Baby oil's utility is only limited by your imagination. Here, however are the five most common ways I use it.
Oil Cleansing Method (OCM)
I've been using the oil cleansing method for a little while now, and I can't imagine going back to my former routine.
I essentially do a double cleanse that consists of OCM and then a foaming cleanser follow-up. If you haven't tried it before, you will be shocked at how much dirt and makeup comes off with OCM.
Because it's non comedogenic, baby oil/mineral oil is commonly used as base for most OCM cleansers. You can add other oils depending on your skin's need to create a personalized concoction. I often just mix mine with a little tea tree oil, which is antibacterial and assists in acne prevention and reduction.

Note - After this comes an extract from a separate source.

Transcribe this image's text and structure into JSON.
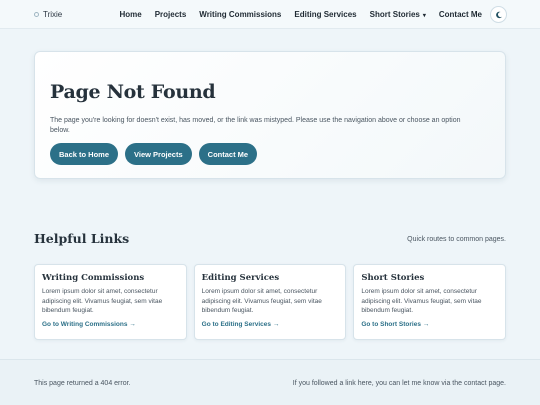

The OCM is really easy. Just apply a little bit of oil to your cheeks, forehead, nose and chin, and then massage gently in small circles. In additional to removing dirt and the day's makeup, you'll also dislodge little gritty plugs in the skin. Massage for two to five minutes and then wipe off completely with a warm, clean washcloth.
Removing Eye Makeup
Not into the thought of cleaning your entire face with oil? That's cool. You should at least try using baby oil as an eye-makeup remover, though.
Just apply a little to a cotton ball or a reusable makeup pad and gently wipe until all that mascara, eyeliner and shadow is gone.
Forget expensive shaving creams--all you need is baby oil.
This will seriously change your life. Just slather some baby oil onto your entire leg and shave per normal. You won't have to apply a moisturizer afterward, either, because the baby oil is so emollient. Multi-functionality at its finest.
Conditioning and Cleaning Makeup Brushes
About once every other week, I clean and condition my makeup brushes with baby oil. I've been told by makeup artists that over-conditioning brushes can make them too soft and not as easy to use, so I alternate every other week with a standard brush wash (I typically use Beauty Blender Solid Cleanser).
Your brushes do need to be conditioned, though, especially if they're made of natural hair. Baby oil is the perfect product for this.
To cleanse and condition, just apply a few drops of baby oil into the palm of your hand and swish your brush around. Rinse with warm water, gently press and then lay flat until the bristles are completely dry.
Tip: never dry with the bristles up or down. Letting them dry bristles-up allows water to trickle into the ferrules, which shortens your brush's life. Letting them dry bristles-down disrupts their natural shape.
Smooth Parched Ends
When I'm in a pinch--or when my hair really, really needs some TLC--I use baby oil on dry ends to give them a boost. They become instantly softer, glossier and healthier looking. Just make sure you don't apply baby oil directly to your hair, which can weigh it down and make it verge on greasy. Here's my routine:
Apply a tiny bit to a reusable makeup pad or some tissue and allow it to absorb some. Then pull your hair through the lightly soaked pad/tissue.
Finally, let the baby oil soak into your hair a little bit and then style per normal.
Like I said, these are only five of the most common ways I use baby oil. I've also used it as a moisturizer for my cuticles, on calluses and feet to soften the skin, as a post-shower moisturizer and more. I always have baby oil on hand and you better believe I carry my travel size with me whenever I leave home.
Do you use baby oil for anything?